Teaching writing is always hard–and teaching writing in the quantitative disciplines often feels like it presents additional layers of challenges. This “mini-series” of workshops featuring Dr. Patrick Bahls (UNC-Asheville) will focus on some of the challenges of teaching writing particular to STEM fields, offering tried-and-true solutions and providing faculty with time to explore approaches that serve their fields and their courses.
February 26, 2021 | 12:00pm-1:30pm: Balancing “Coverage” with Composition…and How Low-Stakes Writing Can Help

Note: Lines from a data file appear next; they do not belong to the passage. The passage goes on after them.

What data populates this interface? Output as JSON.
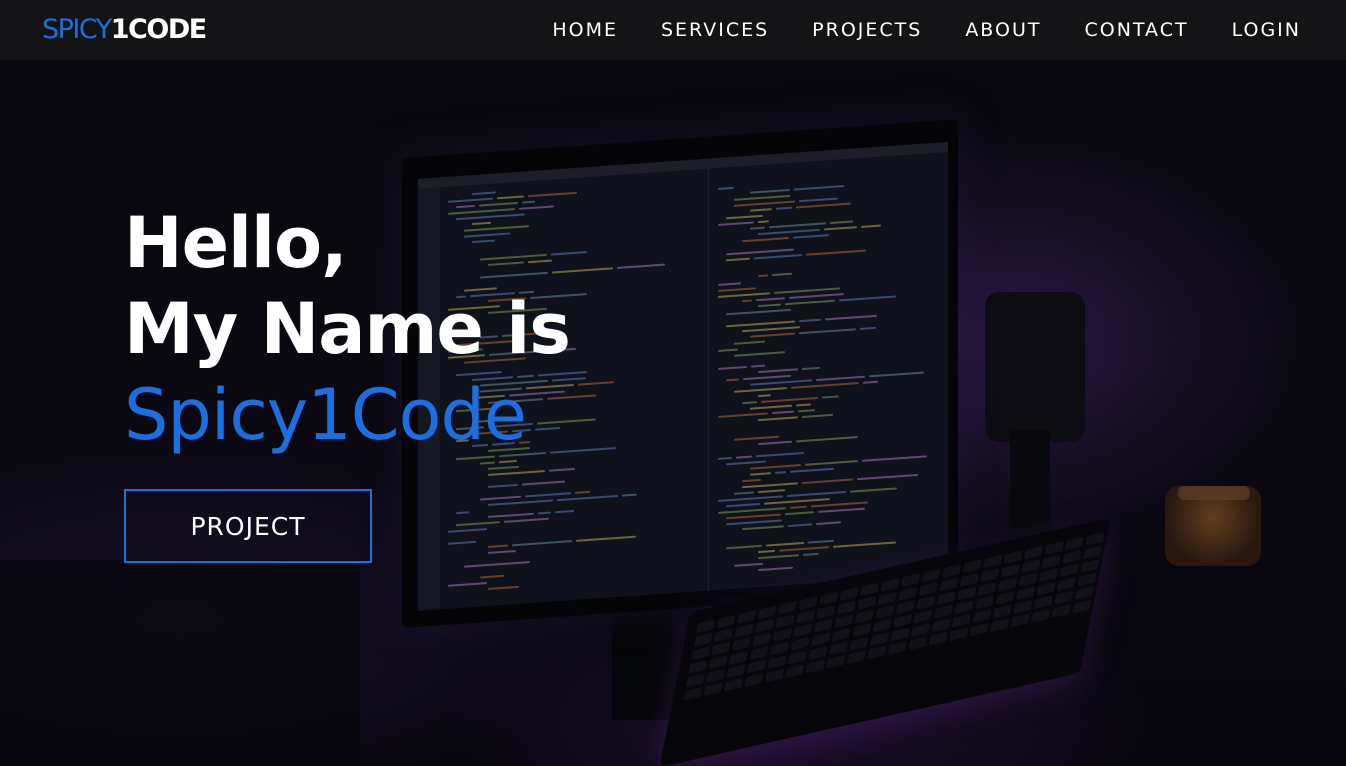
{
  "brand": {
    "accent_text": "SPICY",
    "main_text": "1CODE",
    "accent_color": "#1b6fe0"
  },
  "nav": {
    "items": [
      {
        "label": "HOME"
      },
      {
        "label": "SERVICES"
      },
      {
        "label": "PROJECTS"
      },
      {
        "label": "ABOUT"
      },
      {
        "label": "CONTACT"
      },
      {
        "label": "LOGIN"
      }
    ]
  },
  "hero": {
    "greeting": "Hello,",
    "intro": "My Name is",
    "name": "Spicy1Code",
    "button_label": "PROJECT"
  },
  "background": {
    "description_icon": "desk-monitor-image"
  }
}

One of the most common objections faculty give to incorporating writing activities in their classes is along the lines of “I’ve got so much content to cover…I can’t possible throw writing in on top of that!” As we will learn in this workshop, writing need not, indeed, should not, be merely an “add-on” that takes students’ time and attention away from course content. In fact, there are a number of low-stakes writing activities that enhance students’ engagement with a course’s ideas and improve their understanding of those ideas. Best of all, these activities can be worked into courses in nearly any discipline and they require little, if any, feedback or grading. Participants will come away from this short workshop with easy-to-implement ways to incorporate writing into almost any course.

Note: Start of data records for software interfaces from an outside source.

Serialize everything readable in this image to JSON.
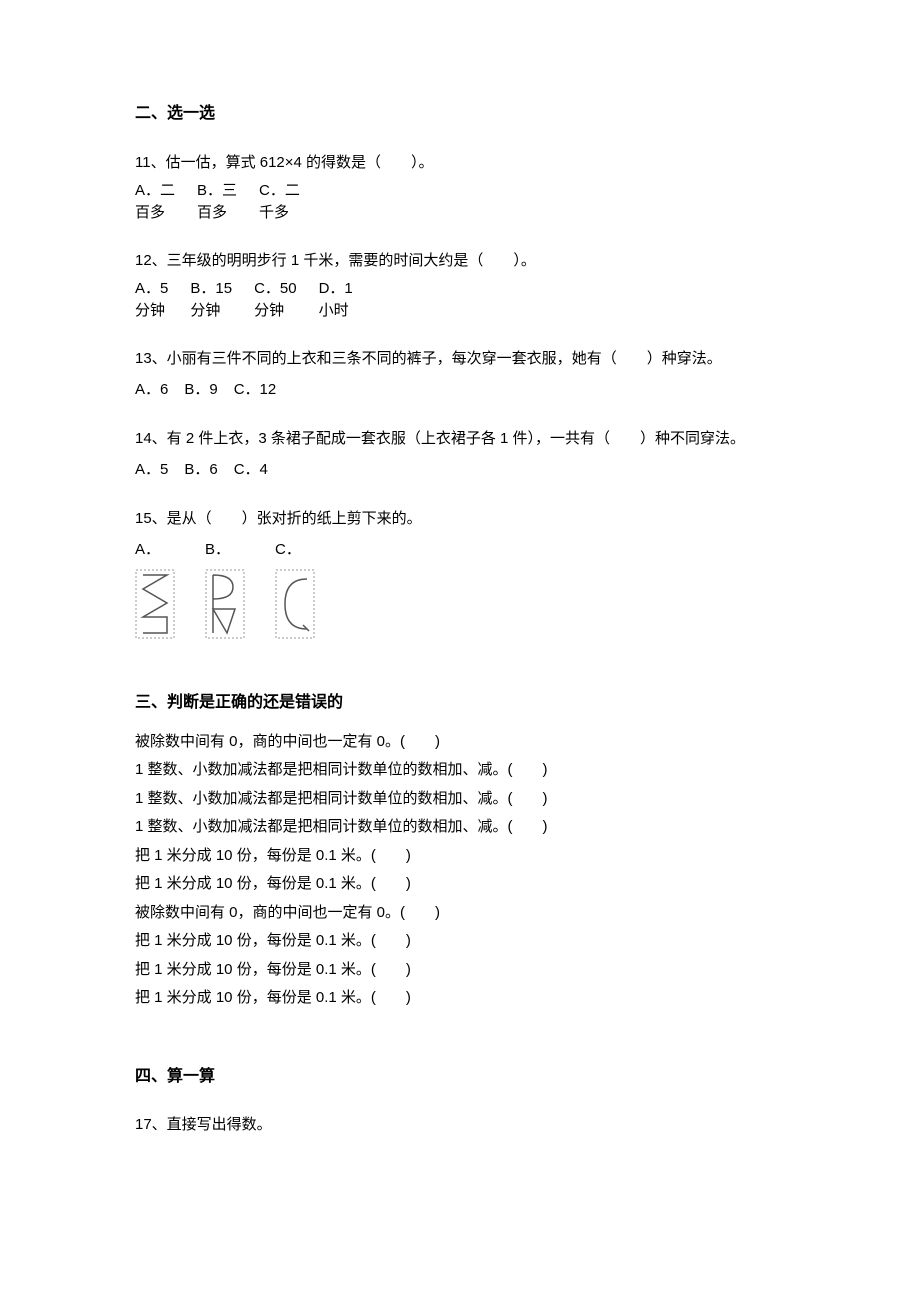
{
  "section2": {
    "heading": "二、选一选",
    "q11": {
      "text": "11、估一估，算式 612×4 的得数是（　　）。",
      "opts": [
        {
          "label": "A．二",
          "sub": "百多"
        },
        {
          "label": "B．三",
          "sub": "百多"
        },
        {
          "label": "C．二",
          "sub": "千多"
        }
      ]
    },
    "q12": {
      "text": "12、三年级的明明步行 1 千米，需要的时间大约是（　　）。",
      "opts": [
        {
          "label": "A．5",
          "sub": "分钟"
        },
        {
          "label": "B．15",
          "sub": "分钟"
        },
        {
          "label": "C．50",
          "sub": "分钟"
        },
        {
          "label": "D．1",
          "sub": "小时"
        }
      ]
    },
    "q13": {
      "text": "13、小丽有三件不同的上衣和三条不同的裤子，每次穿一套衣服，她有（　　）种穿法。",
      "opts": [
        "A．6",
        "B．9",
        "C．12"
      ]
    },
    "q14": {
      "text": "14、有 2 件上衣，3 条裙子配成一套衣服（上衣裙子各 1 件），一共有（　　）种不同穿法。",
      "opts": [
        "A．5",
        "B．6",
        "C．4"
      ]
    },
    "q15": {
      "text": "15、是从（　　）张对折的纸上剪下来的。",
      "opts": [
        "A．",
        "B．",
        "C．"
      ]
    }
  },
  "section3": {
    "heading": "三、判断是正确的还是错误的",
    "items": [
      "被除数中间有 0，商的中间也一定有 0。(　　)",
      "1 整数、小数加减法都是把相同计数单位的数相加、减。(　　)",
      "1 整数、小数加减法都是把相同计数单位的数相加、减。(　　)",
      "1 整数、小数加减法都是把相同计数单位的数相加、减。(　　)",
      "把 1 米分成 10 份，每份是 0.1 米。(　　)",
      "把 1 米分成 10 份，每份是 0.1 米。(　　)",
      "被除数中间有 0，商的中间也一定有 0。(　　)",
      "把 1 米分成 10 份，每份是 0.1 米。(　　)",
      "把 1 米分成 10 份，每份是 0.1 米。(　　)",
      "把 1 米分成 10 份，每份是 0.1 米。(　　)"
    ]
  },
  "section4": {
    "heading": "四、算一算",
    "q17": "17、直接写出得数。"
  }
}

March 5, 2021 | 3:30pm-5:00pm: Assessing and Responding to Writing in STEM Classes
Responding to student writing is challenging, even for seasoned instructors of writing. Instructors in STEM fields, in particular, often struggle when they first begin to give their students feedback on their disciplinary writing. In this workshop we will discuss a number of helpful strategies, including using rubrics, guiding students in peer review, and giving multi-modal feedback, that will help faculty in any discipline give meaningful feedback to their students’ writing, effectively and efficiently.
Interested in either of these events? Click here to enroll.

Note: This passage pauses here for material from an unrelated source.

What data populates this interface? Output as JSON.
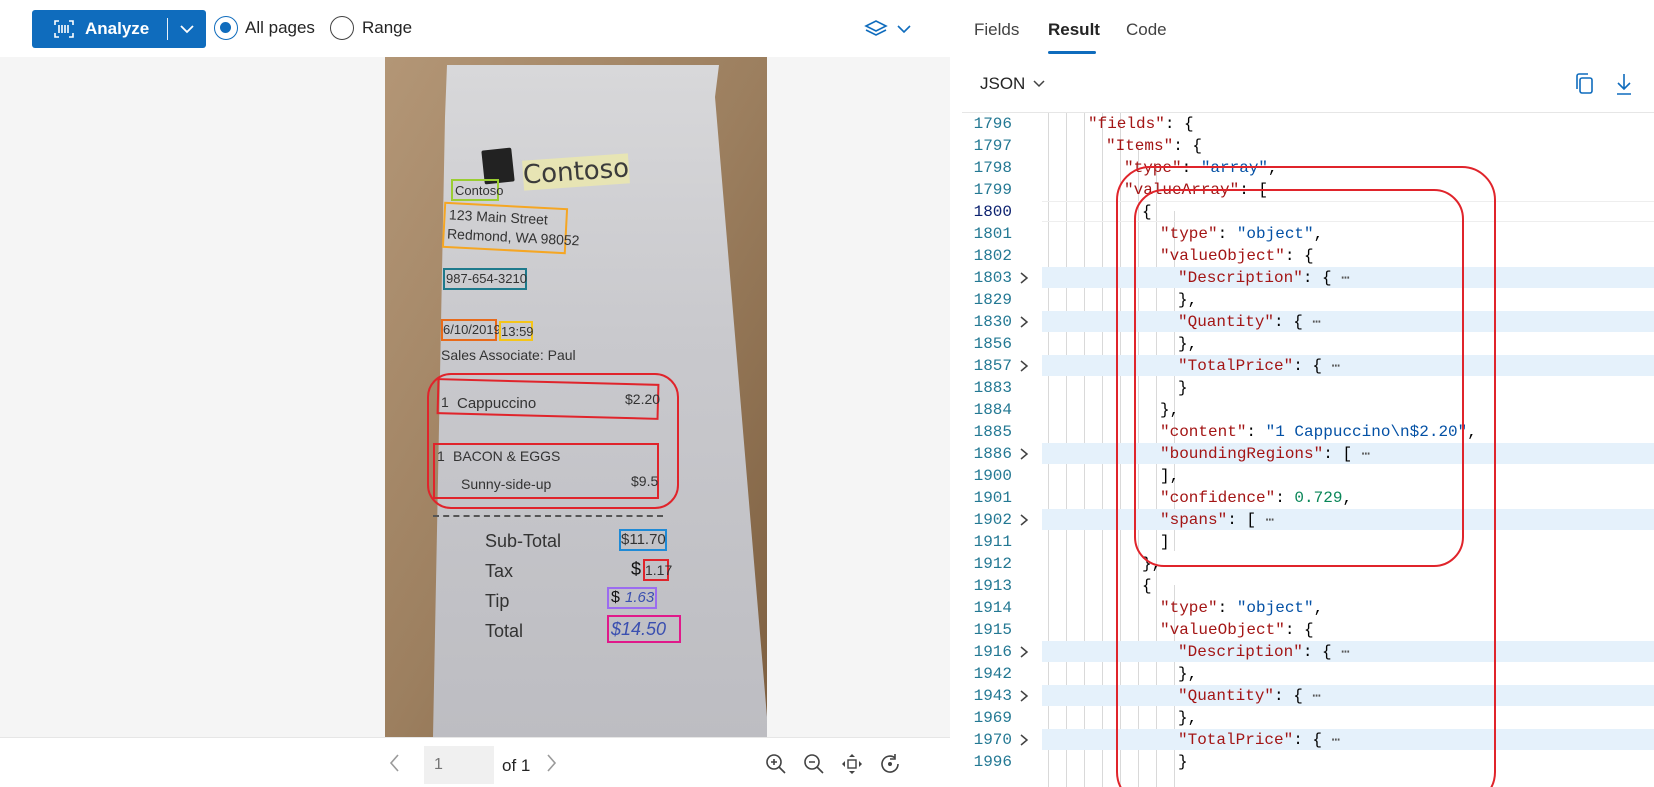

Patrick Bahls received his Ph.D. in mathematics from Vanderbilt University and completed a post doc at the University of Illinois at Urbana-Champaign before joining the faculty at UNC Asheville, where he currently teaches in the Math Department and directs the school’s prison education program. Through most of his nearly quarter-century of teaching at the college level, Patrick has worked to use writing to help students grapple with concepts from their discipline, regardless of their field of study. He has led dozens of workshops on writing in the disciplines, writing to learn, and writing across the curriculum and authored the text Student Writing in the Quantitative Disciplines: A Guide for College Faculty (Jossey-Bass 2012).